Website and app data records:
.....
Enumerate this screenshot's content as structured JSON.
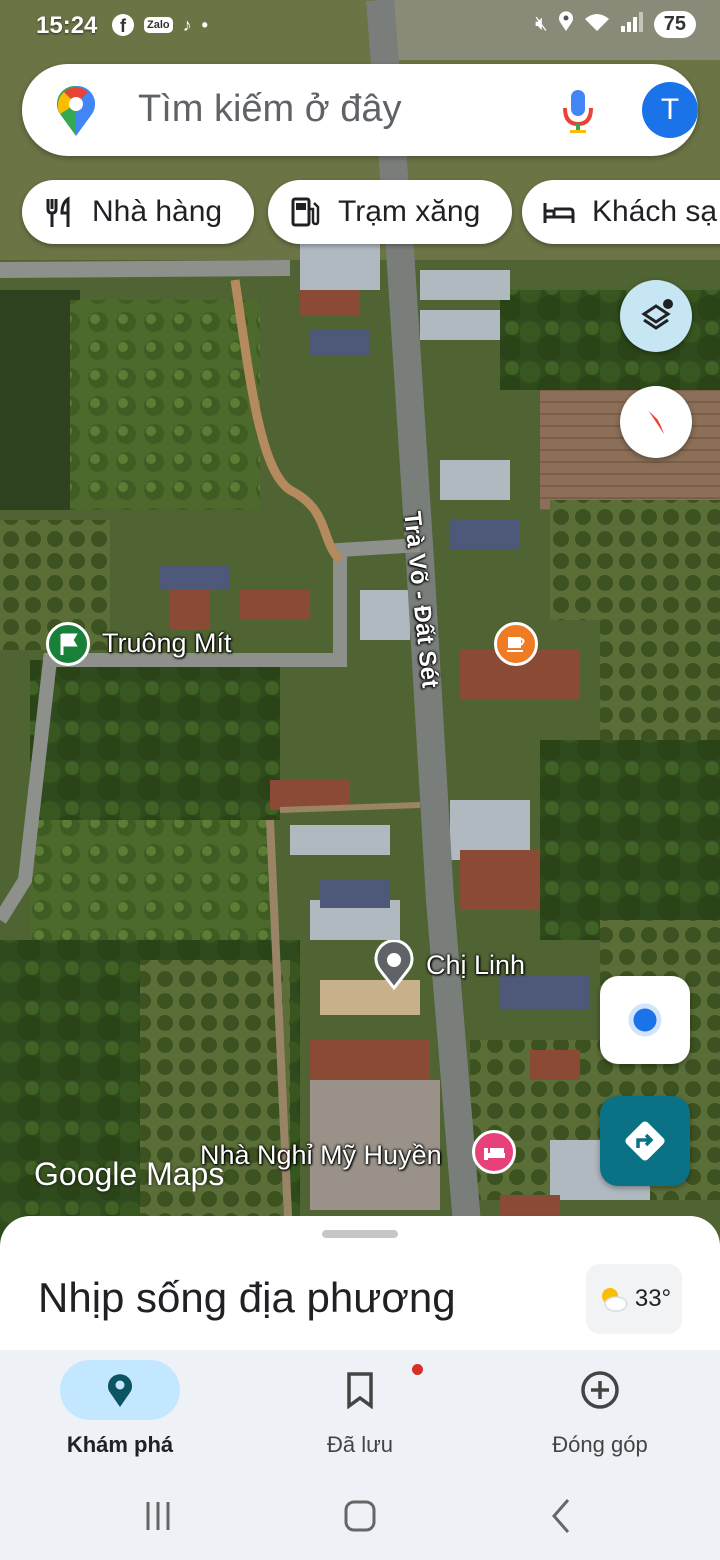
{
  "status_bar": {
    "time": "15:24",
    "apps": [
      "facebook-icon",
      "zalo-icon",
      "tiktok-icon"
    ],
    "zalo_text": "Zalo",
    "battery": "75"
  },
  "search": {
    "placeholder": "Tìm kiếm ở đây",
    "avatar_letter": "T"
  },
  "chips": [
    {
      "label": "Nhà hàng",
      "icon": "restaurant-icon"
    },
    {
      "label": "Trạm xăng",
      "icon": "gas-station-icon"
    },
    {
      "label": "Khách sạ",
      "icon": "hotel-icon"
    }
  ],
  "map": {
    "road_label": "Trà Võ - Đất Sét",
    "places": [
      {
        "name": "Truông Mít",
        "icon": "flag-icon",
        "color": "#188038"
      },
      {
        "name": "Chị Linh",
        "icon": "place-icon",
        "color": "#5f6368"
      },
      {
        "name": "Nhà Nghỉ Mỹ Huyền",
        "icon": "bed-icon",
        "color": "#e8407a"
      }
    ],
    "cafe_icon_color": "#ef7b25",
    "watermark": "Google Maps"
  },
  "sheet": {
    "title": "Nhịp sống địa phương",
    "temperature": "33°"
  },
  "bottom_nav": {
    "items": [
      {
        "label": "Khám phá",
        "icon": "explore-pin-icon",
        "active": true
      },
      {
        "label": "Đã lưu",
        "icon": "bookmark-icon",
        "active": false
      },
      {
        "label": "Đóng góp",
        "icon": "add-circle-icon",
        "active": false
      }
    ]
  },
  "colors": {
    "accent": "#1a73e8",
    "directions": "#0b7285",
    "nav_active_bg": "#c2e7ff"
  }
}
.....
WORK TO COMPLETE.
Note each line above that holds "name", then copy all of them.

RESPONSE BOX.
        "name": "Truông Mít",
        "name": "Chị Linh",
        "name": "Nhà Nghỉ Mỹ Huyền",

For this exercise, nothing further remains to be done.